> _What this task involves_
Look through the data below and show every line that includes "description".

=== Section Start ===

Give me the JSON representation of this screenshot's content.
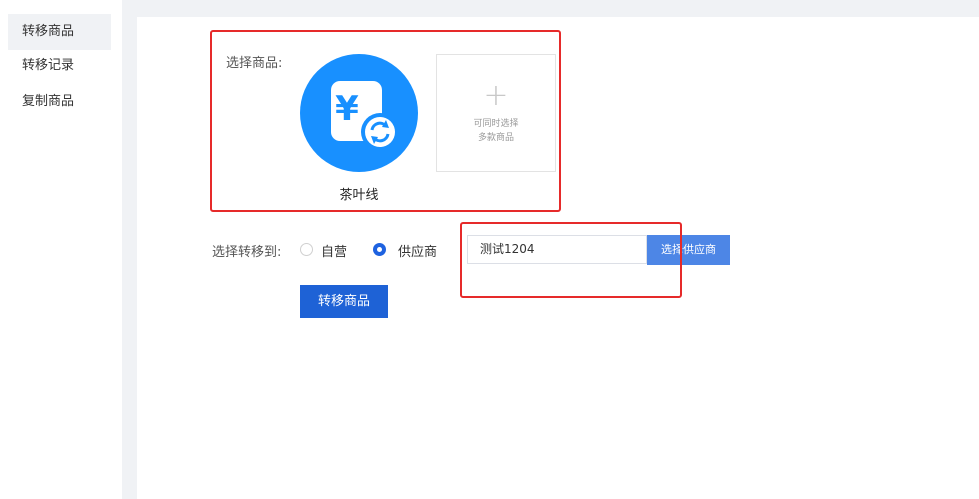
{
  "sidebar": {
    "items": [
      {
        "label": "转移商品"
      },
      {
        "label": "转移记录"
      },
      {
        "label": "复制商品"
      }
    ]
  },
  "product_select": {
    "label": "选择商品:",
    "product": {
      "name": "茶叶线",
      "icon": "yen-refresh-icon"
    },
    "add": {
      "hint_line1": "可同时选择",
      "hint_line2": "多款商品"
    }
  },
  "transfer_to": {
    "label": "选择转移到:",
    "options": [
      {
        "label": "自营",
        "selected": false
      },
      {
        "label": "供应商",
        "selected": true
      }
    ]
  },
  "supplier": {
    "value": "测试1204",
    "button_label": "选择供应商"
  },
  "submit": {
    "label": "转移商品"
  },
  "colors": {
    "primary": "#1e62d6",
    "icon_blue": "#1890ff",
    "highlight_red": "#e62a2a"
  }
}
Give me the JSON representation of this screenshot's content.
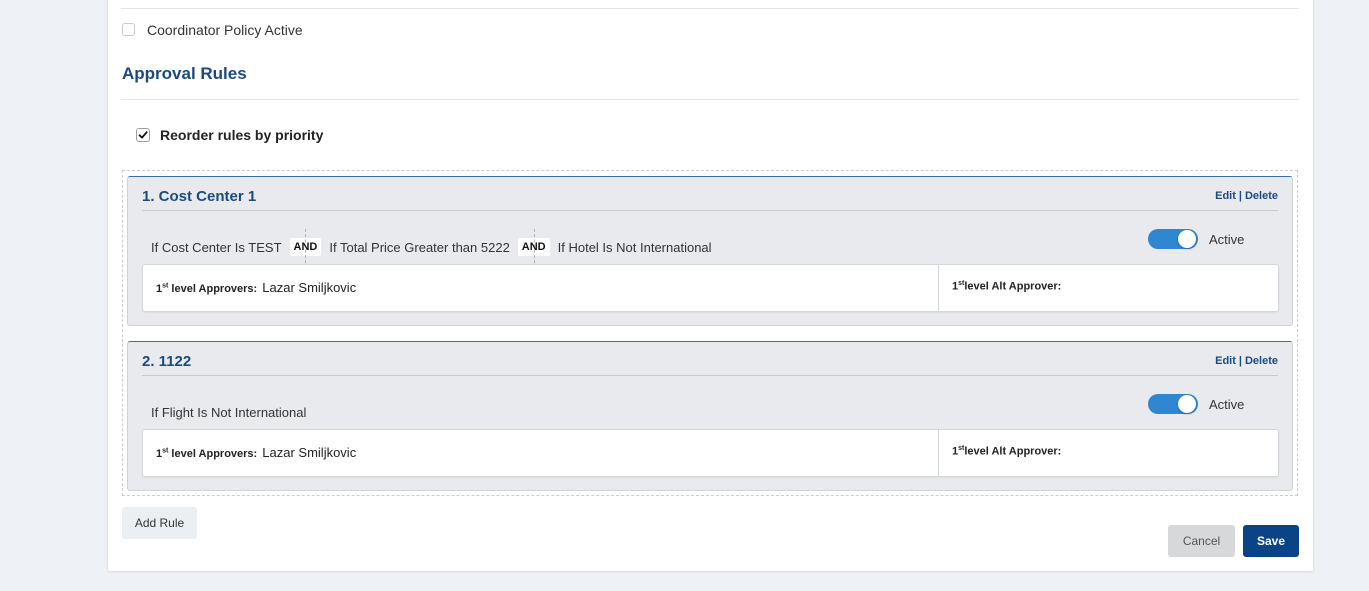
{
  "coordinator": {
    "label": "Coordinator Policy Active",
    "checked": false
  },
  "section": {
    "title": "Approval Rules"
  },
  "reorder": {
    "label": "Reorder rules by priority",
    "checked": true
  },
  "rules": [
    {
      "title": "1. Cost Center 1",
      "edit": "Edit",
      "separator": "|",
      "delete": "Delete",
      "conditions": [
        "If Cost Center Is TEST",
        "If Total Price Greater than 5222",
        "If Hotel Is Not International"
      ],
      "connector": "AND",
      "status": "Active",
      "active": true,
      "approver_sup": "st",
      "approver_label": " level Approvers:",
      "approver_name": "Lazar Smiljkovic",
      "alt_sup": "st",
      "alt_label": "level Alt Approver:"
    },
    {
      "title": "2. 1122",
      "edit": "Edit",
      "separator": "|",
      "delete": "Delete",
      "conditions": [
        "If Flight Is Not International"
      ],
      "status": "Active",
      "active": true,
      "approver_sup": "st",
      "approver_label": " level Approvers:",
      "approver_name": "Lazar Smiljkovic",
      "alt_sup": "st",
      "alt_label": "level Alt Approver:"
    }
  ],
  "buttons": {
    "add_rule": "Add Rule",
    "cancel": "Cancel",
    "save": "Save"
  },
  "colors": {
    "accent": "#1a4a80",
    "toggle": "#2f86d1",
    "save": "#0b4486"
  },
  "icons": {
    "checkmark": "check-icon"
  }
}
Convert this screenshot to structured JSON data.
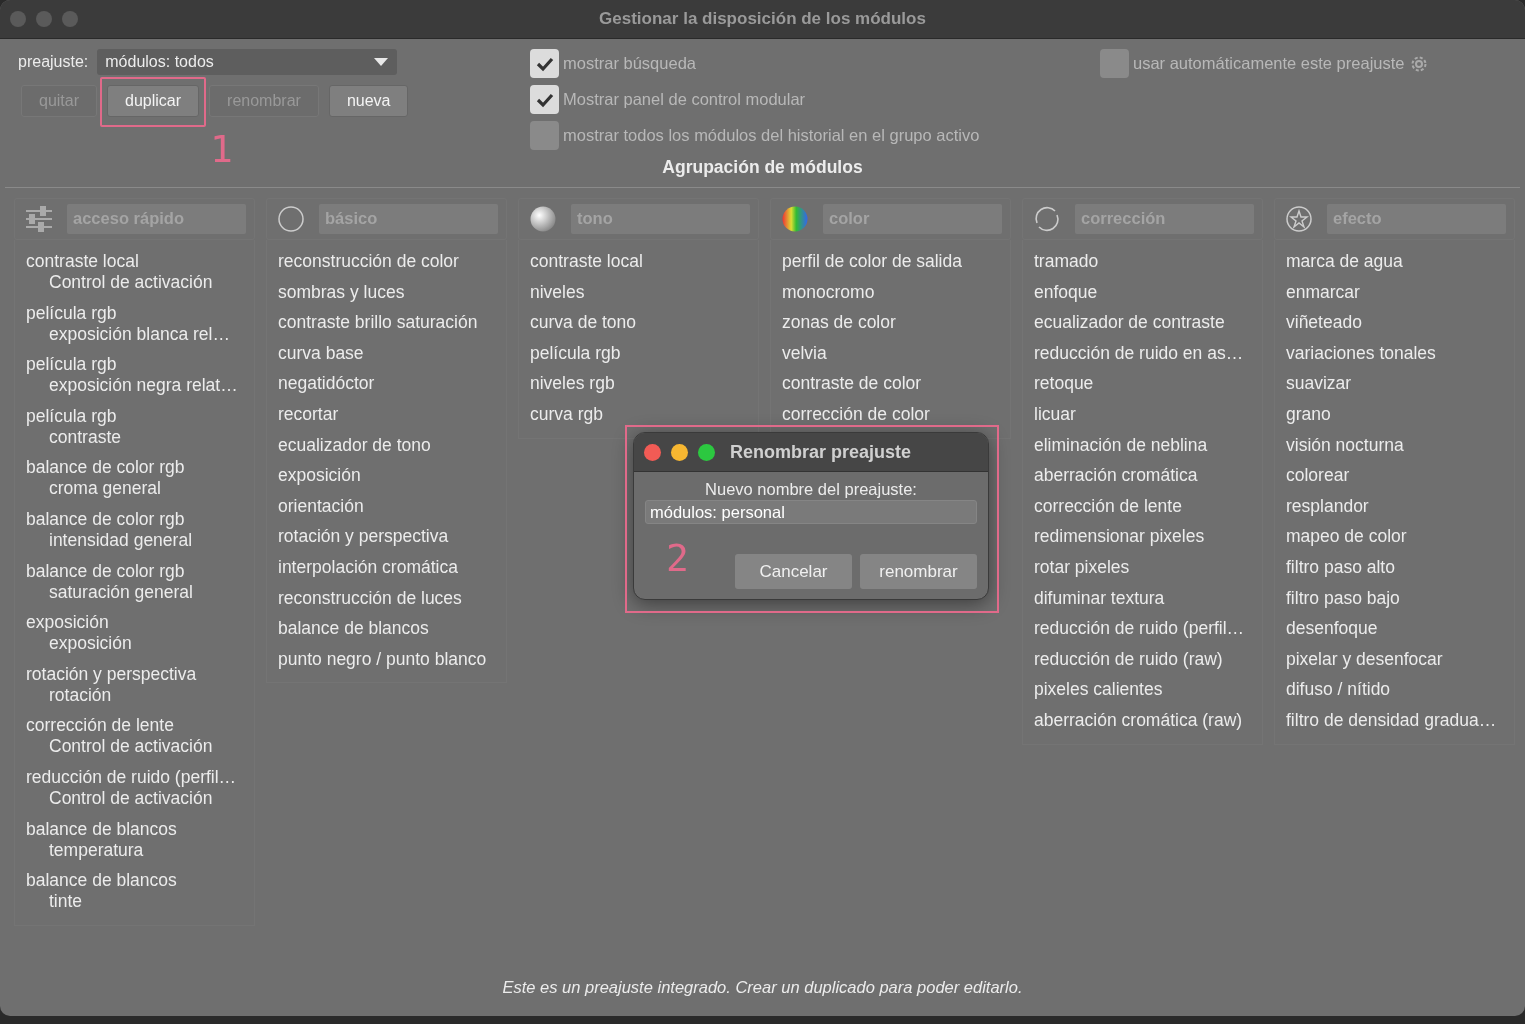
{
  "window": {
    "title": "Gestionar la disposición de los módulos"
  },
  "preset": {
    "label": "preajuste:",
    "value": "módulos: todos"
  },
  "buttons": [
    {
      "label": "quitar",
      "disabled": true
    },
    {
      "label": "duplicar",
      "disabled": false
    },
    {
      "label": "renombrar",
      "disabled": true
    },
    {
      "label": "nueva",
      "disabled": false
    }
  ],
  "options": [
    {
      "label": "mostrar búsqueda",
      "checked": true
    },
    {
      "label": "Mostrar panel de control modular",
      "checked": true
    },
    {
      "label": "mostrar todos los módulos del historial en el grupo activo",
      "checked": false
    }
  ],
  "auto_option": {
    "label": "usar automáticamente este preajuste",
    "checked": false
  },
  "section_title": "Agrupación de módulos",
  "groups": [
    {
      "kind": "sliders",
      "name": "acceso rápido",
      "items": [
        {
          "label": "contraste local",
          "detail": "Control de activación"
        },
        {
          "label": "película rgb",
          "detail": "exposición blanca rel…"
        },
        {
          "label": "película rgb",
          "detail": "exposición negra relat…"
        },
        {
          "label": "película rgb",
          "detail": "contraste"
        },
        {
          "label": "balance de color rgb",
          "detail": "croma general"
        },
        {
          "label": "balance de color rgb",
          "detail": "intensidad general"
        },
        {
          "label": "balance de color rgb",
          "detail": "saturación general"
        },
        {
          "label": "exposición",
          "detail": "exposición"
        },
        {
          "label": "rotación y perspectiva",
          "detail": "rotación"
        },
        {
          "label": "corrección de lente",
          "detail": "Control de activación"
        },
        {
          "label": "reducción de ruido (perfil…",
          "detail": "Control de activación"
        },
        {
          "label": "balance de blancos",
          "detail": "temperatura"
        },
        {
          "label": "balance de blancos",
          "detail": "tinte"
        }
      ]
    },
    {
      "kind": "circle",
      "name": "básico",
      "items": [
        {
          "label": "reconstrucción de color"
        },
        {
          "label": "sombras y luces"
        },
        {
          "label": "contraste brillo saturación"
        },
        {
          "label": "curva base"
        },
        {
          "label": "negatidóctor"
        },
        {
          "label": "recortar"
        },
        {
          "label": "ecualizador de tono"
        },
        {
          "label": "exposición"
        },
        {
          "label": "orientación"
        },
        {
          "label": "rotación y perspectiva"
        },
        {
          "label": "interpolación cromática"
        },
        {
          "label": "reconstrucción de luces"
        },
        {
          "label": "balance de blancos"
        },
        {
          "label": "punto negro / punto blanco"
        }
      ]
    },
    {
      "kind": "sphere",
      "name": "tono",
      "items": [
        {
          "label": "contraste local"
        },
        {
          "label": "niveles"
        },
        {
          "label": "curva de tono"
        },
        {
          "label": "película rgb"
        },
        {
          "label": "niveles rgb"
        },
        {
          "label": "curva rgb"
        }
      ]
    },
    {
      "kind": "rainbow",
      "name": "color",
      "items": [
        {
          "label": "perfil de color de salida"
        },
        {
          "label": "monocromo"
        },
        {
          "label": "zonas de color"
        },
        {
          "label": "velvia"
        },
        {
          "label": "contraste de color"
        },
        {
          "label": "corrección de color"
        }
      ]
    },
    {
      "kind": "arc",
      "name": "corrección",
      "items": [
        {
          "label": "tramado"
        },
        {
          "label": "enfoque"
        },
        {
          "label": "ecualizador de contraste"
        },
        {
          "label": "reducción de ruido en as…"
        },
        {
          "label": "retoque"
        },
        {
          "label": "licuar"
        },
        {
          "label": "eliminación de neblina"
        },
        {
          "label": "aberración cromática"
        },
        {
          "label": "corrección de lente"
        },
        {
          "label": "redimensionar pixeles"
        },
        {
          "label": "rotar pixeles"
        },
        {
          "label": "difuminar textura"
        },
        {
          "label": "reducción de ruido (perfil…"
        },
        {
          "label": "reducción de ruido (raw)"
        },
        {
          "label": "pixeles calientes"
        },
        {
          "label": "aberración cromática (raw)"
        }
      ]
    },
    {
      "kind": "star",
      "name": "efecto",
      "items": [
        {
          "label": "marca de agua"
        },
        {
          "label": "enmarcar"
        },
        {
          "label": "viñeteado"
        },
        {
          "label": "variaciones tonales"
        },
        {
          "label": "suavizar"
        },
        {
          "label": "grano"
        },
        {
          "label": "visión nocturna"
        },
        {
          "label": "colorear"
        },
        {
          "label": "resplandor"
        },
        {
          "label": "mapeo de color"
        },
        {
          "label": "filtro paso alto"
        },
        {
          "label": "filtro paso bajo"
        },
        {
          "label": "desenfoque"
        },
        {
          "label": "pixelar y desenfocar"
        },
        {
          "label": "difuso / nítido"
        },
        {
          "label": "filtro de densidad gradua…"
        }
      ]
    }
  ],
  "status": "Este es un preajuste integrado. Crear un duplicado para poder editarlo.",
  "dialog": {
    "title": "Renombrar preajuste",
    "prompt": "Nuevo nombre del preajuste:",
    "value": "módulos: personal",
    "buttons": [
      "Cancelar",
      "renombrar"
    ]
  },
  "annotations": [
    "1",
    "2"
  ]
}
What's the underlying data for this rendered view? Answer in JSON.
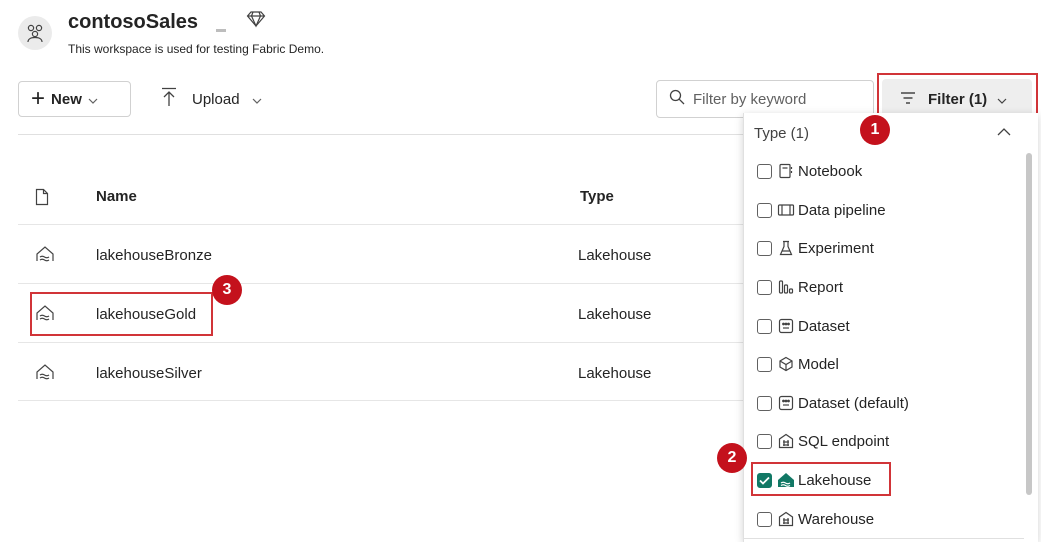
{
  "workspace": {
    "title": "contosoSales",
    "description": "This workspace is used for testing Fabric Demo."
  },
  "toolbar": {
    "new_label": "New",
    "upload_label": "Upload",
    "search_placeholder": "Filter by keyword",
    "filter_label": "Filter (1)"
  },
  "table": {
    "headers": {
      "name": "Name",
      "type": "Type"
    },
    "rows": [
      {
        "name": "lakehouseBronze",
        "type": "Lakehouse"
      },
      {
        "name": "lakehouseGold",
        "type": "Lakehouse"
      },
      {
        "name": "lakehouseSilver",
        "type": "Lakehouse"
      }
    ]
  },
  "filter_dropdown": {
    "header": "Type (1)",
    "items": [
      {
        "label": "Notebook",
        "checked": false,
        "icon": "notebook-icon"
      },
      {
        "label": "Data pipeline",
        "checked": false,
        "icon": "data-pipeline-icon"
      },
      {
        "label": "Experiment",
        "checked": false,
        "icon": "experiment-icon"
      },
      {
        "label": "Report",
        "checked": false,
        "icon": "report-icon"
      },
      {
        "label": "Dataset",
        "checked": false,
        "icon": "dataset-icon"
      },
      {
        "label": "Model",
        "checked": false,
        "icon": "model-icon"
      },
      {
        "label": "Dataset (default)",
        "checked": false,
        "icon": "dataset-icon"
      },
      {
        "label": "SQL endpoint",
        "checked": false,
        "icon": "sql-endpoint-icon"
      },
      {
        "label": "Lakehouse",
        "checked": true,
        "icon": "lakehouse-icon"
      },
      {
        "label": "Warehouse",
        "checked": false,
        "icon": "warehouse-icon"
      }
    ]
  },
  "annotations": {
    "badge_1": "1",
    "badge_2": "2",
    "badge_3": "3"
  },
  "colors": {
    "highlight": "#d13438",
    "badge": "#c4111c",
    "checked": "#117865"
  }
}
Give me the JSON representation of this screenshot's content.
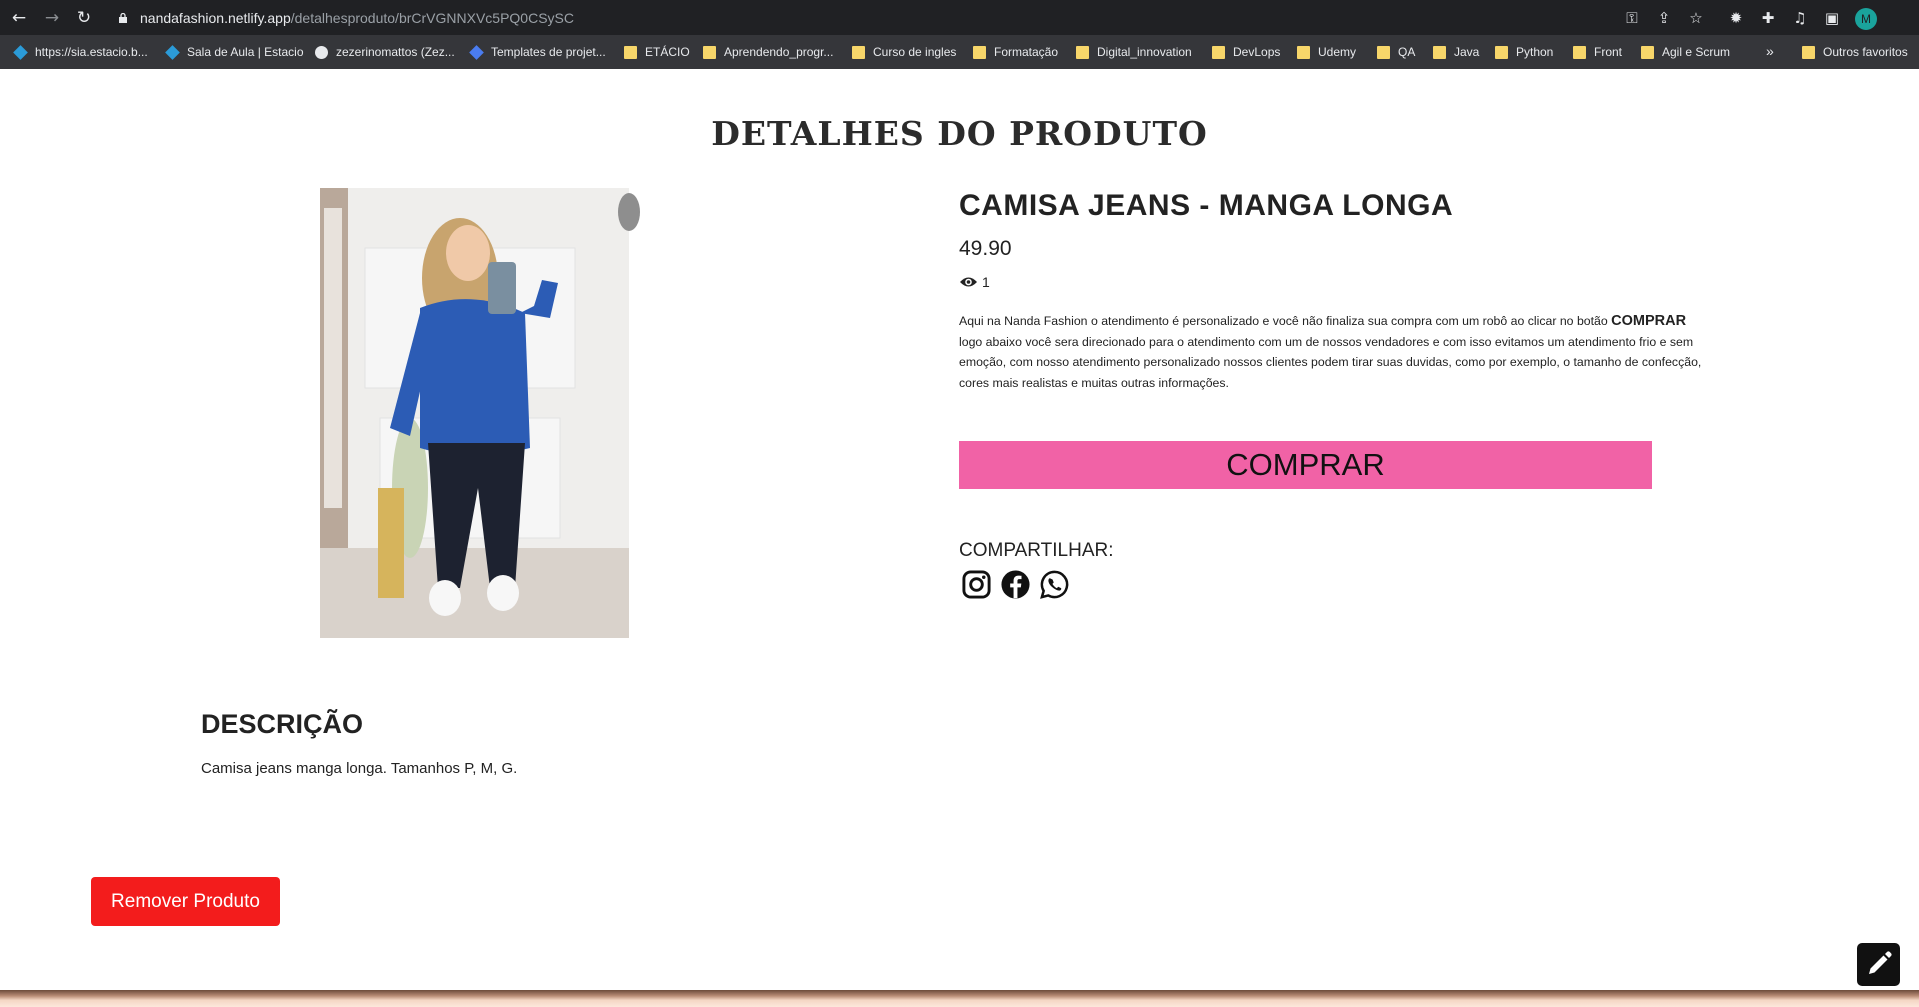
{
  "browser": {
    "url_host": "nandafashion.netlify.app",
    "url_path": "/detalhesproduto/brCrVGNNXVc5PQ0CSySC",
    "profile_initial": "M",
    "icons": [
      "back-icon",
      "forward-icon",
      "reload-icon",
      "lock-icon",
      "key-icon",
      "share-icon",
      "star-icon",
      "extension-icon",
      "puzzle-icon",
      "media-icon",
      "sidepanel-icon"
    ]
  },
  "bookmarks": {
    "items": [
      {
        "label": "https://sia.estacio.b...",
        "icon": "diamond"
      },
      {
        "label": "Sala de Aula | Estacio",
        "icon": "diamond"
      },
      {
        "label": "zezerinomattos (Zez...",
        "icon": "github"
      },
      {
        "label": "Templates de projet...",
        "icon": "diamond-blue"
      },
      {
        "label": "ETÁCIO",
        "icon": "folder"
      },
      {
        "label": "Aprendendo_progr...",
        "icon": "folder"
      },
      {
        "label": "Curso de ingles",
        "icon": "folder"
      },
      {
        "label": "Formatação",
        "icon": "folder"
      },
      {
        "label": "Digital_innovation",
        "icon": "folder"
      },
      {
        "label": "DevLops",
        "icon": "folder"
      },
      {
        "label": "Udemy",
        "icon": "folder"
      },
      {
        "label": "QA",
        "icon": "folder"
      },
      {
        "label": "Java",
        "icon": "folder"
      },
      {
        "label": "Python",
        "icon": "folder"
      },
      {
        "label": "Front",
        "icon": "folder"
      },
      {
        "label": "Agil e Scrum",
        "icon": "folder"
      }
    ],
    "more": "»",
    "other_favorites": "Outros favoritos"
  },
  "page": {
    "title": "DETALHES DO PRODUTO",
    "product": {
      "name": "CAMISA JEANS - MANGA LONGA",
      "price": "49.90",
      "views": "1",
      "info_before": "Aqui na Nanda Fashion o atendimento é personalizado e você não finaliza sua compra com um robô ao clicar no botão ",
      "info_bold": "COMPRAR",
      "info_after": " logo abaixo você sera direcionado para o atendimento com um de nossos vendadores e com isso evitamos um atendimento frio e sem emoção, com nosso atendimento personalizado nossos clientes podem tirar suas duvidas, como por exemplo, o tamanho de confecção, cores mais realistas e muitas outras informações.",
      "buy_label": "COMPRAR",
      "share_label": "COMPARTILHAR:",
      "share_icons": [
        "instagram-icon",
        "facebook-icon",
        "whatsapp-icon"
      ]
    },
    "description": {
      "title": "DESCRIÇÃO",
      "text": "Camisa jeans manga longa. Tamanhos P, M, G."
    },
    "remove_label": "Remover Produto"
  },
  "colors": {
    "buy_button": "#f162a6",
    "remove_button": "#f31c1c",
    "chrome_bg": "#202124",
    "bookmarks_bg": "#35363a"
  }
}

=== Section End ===

> _Expected answer_
    "description": "This workspace is used for testing Fabric Demo."
    "description": {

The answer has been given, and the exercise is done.